“Mogey created the carvings for the fireplace as Ted was an avid fly fisherman and outdoorsman. The floors are red birch, which gives it its unusual color. One of the interesting effects is the color change as you move around; the light reflects differently. With its rich glow of cherry and exquisite carpentry work, this is a room equally suitable for a museum.
Hagerty wasted no time turning the office area into the master bedroom suite, adding a luxurious granite bathroom and walk-in closet. The bedroom flows into the private sitting area with its magnificent fireplace, complete with a mantle adorned with Morgan’s extraordinary hand-carved trout lunging for gold leaf flies. The floor parquetry is sensational.
As in the rest of the house, antiques mesh comfortably with contemporary furnishings—an exquisite 19th century, tip-top wine table perfectly complements the splendidly adorned, palatial master bed. While originally an indisputably masculine space, Hagerty has lent it a feminine touch through her selection of furniture, fabrics and decorative accessories.
Little in Hagerty’s professional background hints of her future passion for real estate and penchant for design. A Harvard graduate, she earned her MBA from Harvard Business School, then worked in New York City as an investment banker for years until becoming a full-time mother. But anyone who has visited Well Heeled, one of Stowe’s jazziest, upscale boutiques, knows she has a keen eye, a good sense of humor and incomparable taste.
As always, Hagerty gives credit where credit is due. “The project wouldn’t have been near as successful without Bud or Steve, or all the others who pitched in. Somehow, they were able to take my far-reaching concept for this historic farmhouse and translate it into an interesting, historically acceptable reality—not an easy thing to do. I am not an organizer by any stretch, just a doer, and am so blessed to have good, talented people to help me realize my vision.
With an abundance of creative ideas matched by seemingly inexhaustible energy, it seems doubtful Hagerty will rest on her laurels for long. But she insists she simply is savoring the present. She says, “I’m a real estate junkie, but I am happy where I am now.”
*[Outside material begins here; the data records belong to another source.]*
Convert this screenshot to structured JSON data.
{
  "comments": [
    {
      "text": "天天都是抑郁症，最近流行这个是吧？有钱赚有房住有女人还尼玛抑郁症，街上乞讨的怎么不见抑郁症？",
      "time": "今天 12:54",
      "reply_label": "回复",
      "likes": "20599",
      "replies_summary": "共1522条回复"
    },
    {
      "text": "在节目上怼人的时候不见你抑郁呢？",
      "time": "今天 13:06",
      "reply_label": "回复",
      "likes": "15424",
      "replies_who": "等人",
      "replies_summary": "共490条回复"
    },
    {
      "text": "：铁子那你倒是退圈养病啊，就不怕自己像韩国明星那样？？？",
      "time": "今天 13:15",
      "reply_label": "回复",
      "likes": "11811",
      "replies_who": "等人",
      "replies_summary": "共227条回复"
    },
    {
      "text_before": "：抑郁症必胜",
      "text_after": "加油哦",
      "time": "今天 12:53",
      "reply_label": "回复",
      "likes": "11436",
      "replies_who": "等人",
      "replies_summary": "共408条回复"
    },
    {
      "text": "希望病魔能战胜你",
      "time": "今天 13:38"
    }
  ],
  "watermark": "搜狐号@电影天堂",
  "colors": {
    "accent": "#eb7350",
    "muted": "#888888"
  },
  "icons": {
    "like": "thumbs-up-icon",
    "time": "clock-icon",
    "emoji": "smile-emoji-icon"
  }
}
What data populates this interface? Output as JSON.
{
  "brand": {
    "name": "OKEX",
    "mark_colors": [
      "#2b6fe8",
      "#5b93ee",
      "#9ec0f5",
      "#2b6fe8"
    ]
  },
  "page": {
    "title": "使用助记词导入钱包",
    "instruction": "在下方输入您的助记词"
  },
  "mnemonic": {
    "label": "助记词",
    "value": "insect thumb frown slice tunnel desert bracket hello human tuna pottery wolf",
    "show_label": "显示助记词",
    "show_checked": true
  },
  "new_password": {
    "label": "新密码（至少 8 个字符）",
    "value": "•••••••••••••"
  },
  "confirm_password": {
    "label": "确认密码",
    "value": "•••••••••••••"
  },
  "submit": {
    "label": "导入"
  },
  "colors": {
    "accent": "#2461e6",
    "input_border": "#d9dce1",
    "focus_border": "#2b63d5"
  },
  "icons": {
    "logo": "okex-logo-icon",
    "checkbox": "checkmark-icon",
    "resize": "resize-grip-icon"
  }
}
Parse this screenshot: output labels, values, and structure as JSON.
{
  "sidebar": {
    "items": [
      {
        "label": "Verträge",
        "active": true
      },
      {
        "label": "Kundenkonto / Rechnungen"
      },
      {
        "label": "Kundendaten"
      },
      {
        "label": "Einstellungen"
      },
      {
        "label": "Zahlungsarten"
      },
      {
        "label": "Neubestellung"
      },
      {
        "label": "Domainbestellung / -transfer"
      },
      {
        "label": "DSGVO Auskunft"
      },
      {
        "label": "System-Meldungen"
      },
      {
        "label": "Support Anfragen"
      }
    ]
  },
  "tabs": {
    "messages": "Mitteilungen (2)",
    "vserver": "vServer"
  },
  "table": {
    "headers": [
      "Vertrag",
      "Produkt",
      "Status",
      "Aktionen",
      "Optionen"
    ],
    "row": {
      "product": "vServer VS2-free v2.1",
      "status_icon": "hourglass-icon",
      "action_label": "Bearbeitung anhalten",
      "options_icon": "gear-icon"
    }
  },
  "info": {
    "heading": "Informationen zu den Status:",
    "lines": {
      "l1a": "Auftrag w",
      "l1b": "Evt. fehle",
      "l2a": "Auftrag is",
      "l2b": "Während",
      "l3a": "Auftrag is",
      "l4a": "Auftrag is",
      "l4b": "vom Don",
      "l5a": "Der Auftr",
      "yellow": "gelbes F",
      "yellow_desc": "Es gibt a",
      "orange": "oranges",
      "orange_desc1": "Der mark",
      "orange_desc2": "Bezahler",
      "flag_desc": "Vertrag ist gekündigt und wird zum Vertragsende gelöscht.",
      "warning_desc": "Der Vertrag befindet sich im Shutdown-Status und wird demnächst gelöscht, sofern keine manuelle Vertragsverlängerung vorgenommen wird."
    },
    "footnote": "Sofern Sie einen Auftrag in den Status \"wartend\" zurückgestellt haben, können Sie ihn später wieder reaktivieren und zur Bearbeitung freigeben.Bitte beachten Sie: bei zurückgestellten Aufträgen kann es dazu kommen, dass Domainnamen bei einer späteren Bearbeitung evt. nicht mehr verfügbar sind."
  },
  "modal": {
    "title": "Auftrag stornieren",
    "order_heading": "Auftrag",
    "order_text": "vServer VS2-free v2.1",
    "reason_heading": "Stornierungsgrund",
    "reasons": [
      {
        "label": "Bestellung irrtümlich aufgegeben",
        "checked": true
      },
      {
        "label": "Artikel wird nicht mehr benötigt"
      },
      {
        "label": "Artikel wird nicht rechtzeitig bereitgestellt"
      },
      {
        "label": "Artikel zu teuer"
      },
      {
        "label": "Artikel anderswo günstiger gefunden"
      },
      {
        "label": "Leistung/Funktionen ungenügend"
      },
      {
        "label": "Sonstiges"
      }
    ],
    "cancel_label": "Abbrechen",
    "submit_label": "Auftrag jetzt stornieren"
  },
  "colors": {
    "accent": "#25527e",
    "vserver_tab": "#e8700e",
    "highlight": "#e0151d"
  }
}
See more about this house on our website at Village Heron House.